As emotionally stressful as divorces tend to be, they can be even more stressful if you’re unfamiliar with Massachusetts’s divorce laws. The more prepared you are for the divorce process—from filing or answering a petition to negotiating visitation and property division—the more you can get out of a divorce before you get out of your marriage.
LawInfo’s Massachusetts Divorce Law articles can help relieve some of the stress of the process. You’ll learn about the state’s divorce prerequisites, how property is divided and many other divorce topics. Whether you need assistance in Boston, Lowell or Worcester, LawInfo can help connect you with a Massachusetts divorce attorney.
In Massachusetts, a petitioning party may choose to file for divorce based on marital misconduct or for a simple breakdown of the marriage. The latter option assigns no fault to either spouse for the breakdown of the marriage. The no-fault divorce option is often used when both parties agree that their marriage cannot be recovered and they come to an agreement over the divorce details like property division, child custody, etc.
The fault-based divorce option is often used when one party has wronged another, causing a rift in their marriage. Petitioners of fault-based divorces are typically victims of abuse or neglect who need to end their marriage for their own safety. There are six fault grounds that may be used to legally justify a divorce in Massachusetts in which the defendant spouse:
To legally qualify for a divorce decree, you or your spouse must have been a resident of Massachusetts for one year or longer prior to filing a divorce petition with the court.
When you get a divorce, a decision must be made about how your marital property—assets and debts acquired during the marriage except for personal gifts, inheritances, insurance money or other personally bequeathed property—will be divided between you and your spouse. If your divorce is uncontested, you and your spouse can make an agreement on how to divide the property, which the court can review for fairness.
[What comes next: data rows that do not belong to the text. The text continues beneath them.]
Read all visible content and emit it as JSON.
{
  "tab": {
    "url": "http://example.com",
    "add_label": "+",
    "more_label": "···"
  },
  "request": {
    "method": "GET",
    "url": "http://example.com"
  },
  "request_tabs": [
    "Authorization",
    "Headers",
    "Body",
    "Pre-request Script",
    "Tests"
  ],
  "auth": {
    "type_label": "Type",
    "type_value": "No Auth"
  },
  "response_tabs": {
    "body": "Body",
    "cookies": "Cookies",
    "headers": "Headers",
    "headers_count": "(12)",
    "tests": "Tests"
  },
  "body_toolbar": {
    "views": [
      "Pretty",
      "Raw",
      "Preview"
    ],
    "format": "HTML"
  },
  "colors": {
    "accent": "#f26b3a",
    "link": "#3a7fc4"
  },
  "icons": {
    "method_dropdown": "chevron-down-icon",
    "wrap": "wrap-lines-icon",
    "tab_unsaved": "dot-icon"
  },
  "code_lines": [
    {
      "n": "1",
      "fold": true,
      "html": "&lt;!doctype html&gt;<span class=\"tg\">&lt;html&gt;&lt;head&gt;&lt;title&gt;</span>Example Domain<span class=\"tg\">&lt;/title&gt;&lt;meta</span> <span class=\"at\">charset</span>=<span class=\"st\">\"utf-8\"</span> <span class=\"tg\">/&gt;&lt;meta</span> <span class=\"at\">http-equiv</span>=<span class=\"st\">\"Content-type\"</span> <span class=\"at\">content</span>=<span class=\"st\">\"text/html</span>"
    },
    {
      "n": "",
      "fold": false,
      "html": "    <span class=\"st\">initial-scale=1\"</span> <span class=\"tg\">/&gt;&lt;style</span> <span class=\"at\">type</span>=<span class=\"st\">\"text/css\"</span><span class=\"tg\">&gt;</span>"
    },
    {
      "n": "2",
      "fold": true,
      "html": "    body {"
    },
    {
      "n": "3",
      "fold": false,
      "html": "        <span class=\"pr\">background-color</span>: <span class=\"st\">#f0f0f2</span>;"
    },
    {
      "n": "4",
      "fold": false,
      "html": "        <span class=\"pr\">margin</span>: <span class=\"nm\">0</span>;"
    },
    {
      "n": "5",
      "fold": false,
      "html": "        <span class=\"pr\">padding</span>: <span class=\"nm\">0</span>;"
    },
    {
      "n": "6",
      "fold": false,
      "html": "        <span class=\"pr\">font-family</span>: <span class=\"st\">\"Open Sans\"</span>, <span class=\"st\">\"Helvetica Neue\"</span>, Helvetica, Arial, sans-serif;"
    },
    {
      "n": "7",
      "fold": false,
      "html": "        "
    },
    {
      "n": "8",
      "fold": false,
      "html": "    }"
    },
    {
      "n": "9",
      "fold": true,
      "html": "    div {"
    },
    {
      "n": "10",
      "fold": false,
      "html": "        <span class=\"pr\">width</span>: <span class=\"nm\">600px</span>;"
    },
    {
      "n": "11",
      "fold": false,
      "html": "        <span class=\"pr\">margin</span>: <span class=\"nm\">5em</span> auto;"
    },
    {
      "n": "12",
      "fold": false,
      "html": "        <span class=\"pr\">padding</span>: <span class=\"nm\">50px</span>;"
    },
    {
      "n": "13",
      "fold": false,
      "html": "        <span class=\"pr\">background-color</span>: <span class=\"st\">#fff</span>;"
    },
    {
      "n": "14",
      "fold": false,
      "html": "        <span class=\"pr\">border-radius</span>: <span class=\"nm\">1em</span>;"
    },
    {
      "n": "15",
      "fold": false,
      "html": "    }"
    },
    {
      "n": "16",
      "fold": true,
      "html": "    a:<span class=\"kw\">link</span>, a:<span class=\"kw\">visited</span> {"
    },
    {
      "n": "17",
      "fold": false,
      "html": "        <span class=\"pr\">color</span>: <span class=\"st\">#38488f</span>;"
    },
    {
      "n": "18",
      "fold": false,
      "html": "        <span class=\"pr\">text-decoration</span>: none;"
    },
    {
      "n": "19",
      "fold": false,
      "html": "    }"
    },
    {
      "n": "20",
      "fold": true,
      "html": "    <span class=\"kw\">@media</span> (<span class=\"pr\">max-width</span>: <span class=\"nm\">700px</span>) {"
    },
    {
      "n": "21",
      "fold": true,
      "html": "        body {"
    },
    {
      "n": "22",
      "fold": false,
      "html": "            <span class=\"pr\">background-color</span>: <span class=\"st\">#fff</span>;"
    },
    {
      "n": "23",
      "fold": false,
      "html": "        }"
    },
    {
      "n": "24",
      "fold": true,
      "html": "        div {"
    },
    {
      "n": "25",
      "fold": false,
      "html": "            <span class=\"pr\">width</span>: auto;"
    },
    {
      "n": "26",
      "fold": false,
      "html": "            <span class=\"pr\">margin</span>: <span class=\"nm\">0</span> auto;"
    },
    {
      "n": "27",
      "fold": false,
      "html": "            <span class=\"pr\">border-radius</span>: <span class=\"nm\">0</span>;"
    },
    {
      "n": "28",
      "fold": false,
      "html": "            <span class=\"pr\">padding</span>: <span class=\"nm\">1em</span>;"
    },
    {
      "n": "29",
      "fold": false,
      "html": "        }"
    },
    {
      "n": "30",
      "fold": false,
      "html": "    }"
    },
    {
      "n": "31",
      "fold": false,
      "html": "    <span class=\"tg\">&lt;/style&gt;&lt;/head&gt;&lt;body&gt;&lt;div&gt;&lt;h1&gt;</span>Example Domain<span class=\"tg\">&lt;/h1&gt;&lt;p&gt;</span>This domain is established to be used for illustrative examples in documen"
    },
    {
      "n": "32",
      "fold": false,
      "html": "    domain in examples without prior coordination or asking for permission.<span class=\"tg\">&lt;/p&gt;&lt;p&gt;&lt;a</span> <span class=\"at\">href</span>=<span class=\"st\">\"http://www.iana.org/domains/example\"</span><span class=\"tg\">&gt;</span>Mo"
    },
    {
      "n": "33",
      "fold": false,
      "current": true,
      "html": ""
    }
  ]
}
If the court finds the division unfair or if your divorce is contested (meaning you or your spouse can’t agree on the terms), the court may make a judgment of equitable division. The court will weigh a number of factors into its decision of how to fairly divide marital property. Oftentimes, an equitable distribution won’t be an equal (50/50) one. Those factors include: